──────── Source records

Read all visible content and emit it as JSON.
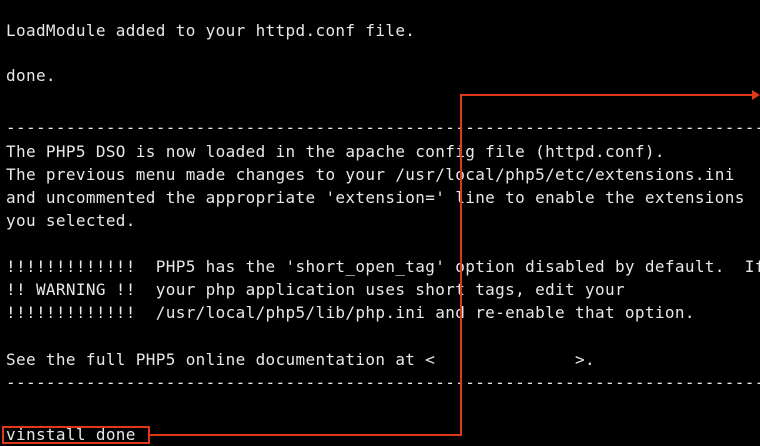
{
  "terminal": {
    "lines": [
      "LoadModule added to your httpd.conf file.",
      "done.",
      "------------------------------------------------------------------------------",
      "The PHP5 DSO is now loaded in the apache config file (httpd.conf).",
      "The previous menu made changes to your /usr/local/php5/etc/extensions.ini",
      "and uncommented the appropriate 'extension=' line to enable the extensions",
      "you selected.",
      "!!!!!!!!!!!!!  PHP5 has the 'short_open_tag' option disabled by default.  If",
      "!! WARNING !!  your php application uses short tags, edit your",
      "!!!!!!!!!!!!!  /usr/local/php5/lib/php.ini and re-enable that option.",
      "See the full PHP5 online documentation at <              >.",
      "------------------------------------------------------------------------------",
      "vinstall done"
    ]
  },
  "annotation": {
    "color": "#e0391a"
  }
}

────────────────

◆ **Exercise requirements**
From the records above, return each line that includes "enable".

◆ **Finished task**
      "and uncommented the appropriate 'extension=' line to enable the extensions",
      "!!!!!!!!!!!!!  /usr/local/php5/lib/php.ini and re-enable that option.",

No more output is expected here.